With increasing frequency the Lockton Compliance team is asked, “Is my health plan required to cover maternity expenses for dependent children?”
With two – maybe three – notable exceptions, we believe the answer is “no.”
In the pre-Affordable Care Act (ACA) era, it was typical for employer-sponsored group health plans to exclude coverage of expenses related to a dependent child’s pregnancy. In short, the child could be covered by their parent’s insurance plan, but that plan excluded benefits for services related to the child’s pregnancy, including labor and delivery.
The federal Pregnancy Discrimination Act (PDA) has long required a health plan to treat pregnancy like any other medical condition and prohibits subjecting maternity expenses to less generous or more restrictive rules (deductibles, coinsurance, copayments, access to prescription drugs, laboratory services, etc.) than those applied to other medical conditions under the plan.
But while the PDA protects female employees and female spouses of employees, it does not protect female children of employees.
State insurance law can require an insurance company to provide coverage for dependent-child pregnancy, but it can’t require an ERISA employer’s self-insured plan to provide the coverage. ERISA blocks the application of state insurance law to a self-funded plan.
Lockton comment: How do you know if your fully insured health plan is required to cover expenses related to a dependent child’s pregnancy? The insurance contract and evidence of coverage booklet, and likely the plan’s summary of benefits and coverage issued by the insurer, will include that coverage.
Enter the Affordable Care Act
The ACA muddied the waters of dependent-child maternity coverage in three ways.
First, among the ACA’s many coverage mandates are requirements that employees’ children remain eligible for coverage until age 26, regardless of dependency or full-time student status, and that a non-grandfathered plan cover certain preventive care at no out-of-pocket expense to the insured.
Various screenings for pregnant women, breast-feeding support and other prenatal services are included as recommended preventive services that must be provided to enrollees, including the employees’ enrolled children, at no cost.
But this requirement extends only to those recommended services that qualify as preventive services under the ACA and would not include the costs associated with labor and delivery.
Second, the ACA includes maternity care as an “essential health benefit” (EHB). Individual and small-group fully insured plans must cover all EHBs, and such policies provide an avenue for maternity coverage for an employee’s enrolled child; however, large-group fully insured plans and all self-insured plans are not required by the ACA to cover EHBs. Rather, they cannot include dollar limits on the EHBs they do cover.
Lockton comment: Excluding all benefits for a condition is not considered a lifetime or annual dollar limit. Therefore, excluding coverage for non-preventive maternity care for enrolled children is not considered a violation of the prohibition on dollar limits.
Third, the ACA includes a broad nondiscrimination rule that applies not to all employers, but to entities receiving federal healthcare funding. The provision, known as Section 1557, prohibits those entities from discriminating, including on the basis of gender, “in any health program or activity.”

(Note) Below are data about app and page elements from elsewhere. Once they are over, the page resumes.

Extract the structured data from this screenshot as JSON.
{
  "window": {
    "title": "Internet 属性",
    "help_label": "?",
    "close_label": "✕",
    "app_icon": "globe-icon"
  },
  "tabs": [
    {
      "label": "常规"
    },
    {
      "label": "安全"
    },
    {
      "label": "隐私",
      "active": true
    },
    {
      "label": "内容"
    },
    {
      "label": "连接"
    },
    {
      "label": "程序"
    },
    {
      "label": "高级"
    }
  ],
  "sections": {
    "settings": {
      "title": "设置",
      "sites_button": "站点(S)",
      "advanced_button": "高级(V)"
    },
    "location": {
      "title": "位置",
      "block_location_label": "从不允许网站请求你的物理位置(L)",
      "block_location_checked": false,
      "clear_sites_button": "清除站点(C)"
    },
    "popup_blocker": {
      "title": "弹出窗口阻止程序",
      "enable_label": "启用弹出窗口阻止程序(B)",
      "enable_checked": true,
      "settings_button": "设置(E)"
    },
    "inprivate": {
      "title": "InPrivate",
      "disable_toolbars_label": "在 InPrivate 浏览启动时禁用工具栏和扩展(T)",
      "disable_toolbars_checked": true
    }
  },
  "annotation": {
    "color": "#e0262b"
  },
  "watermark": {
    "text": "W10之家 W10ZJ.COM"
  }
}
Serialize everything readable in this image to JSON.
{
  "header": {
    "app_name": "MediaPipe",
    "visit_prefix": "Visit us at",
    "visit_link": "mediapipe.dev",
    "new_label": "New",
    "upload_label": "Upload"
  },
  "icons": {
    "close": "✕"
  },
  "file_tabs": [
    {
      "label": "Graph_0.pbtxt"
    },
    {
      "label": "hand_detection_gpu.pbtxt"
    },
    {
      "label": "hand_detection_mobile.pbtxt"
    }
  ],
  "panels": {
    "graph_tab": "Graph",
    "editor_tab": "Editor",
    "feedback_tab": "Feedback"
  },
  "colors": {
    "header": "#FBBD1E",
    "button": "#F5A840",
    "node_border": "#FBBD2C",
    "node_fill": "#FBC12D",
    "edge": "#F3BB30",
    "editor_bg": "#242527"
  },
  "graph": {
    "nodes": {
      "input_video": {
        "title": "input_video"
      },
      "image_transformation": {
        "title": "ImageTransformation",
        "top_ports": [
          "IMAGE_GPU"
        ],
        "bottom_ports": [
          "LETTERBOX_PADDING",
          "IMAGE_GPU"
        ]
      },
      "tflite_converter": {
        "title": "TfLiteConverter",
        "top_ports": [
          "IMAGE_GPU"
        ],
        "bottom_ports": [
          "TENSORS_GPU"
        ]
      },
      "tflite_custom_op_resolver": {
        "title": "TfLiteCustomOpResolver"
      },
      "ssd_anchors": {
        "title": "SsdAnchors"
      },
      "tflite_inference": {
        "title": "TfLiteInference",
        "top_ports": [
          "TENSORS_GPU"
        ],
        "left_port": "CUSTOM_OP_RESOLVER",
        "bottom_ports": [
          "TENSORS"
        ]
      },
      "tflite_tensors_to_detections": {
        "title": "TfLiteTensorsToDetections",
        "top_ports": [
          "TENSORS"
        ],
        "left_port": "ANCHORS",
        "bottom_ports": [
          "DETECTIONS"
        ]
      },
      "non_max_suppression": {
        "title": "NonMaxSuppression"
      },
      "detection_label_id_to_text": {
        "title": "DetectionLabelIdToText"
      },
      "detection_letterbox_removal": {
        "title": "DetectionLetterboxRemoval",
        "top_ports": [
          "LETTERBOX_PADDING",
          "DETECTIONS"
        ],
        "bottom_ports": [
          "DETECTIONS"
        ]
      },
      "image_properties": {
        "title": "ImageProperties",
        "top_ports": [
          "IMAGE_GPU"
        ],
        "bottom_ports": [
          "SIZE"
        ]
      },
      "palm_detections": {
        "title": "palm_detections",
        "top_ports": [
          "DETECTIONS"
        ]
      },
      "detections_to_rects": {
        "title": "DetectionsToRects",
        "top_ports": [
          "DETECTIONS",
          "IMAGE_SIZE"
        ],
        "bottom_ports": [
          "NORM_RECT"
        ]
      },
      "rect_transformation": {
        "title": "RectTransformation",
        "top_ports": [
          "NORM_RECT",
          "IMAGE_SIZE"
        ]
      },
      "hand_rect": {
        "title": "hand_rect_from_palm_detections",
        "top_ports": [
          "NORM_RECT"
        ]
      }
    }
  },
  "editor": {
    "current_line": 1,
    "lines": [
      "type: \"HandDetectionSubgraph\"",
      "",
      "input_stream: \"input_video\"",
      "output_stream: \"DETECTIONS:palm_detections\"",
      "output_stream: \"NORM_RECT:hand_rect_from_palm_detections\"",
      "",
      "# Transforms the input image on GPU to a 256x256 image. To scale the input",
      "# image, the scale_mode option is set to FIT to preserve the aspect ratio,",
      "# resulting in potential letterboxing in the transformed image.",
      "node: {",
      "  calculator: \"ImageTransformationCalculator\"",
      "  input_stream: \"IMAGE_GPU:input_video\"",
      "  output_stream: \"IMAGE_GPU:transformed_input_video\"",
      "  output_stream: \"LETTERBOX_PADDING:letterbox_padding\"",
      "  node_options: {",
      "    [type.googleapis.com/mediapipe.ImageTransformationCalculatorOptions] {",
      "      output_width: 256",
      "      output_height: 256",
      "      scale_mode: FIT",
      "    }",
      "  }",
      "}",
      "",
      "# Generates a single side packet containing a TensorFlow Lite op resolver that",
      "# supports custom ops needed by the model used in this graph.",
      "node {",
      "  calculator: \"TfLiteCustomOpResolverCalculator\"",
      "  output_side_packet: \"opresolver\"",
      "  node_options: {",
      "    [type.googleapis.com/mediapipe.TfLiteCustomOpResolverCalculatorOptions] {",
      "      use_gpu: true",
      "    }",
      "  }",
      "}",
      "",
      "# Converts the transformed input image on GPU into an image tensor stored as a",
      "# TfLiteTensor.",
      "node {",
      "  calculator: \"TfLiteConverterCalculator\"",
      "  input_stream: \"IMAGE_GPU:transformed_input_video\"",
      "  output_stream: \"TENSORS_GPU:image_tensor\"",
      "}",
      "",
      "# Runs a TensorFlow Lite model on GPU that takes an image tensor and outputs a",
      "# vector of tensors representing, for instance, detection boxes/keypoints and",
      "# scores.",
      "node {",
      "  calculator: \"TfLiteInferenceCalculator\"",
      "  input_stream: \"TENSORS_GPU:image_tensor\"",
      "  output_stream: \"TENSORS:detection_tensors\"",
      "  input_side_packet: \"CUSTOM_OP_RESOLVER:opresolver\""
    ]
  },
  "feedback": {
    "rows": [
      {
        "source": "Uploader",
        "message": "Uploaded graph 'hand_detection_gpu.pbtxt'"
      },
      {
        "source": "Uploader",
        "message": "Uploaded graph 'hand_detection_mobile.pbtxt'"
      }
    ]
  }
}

Several years ago a number of hospital systems were sued under Section 1557 for not providing maternity coverage for their covered employees’ enrolled dependent daughters, but it’s unclear when or how that litigation will be resolved. There is currently no clear precedent for the notion that Section 1557 requires the coverage.
So Where Does This Leave Us?
Some fully insured plans, even in the large group market, might cover dependent pregnancy pursuant to state insurance law; the applicable insurance contract should reflect that coverage.
Based on current guidance, however, employers who sponsor self-insured plans or who offer fully insured, large-group coverage under a policy not subject to such a state insurance law requiring dependent pregnancy benefits, can continue to exclude coverage of dependent pregnancies, outside of those prenatal services that are considered preventive services under the ACA.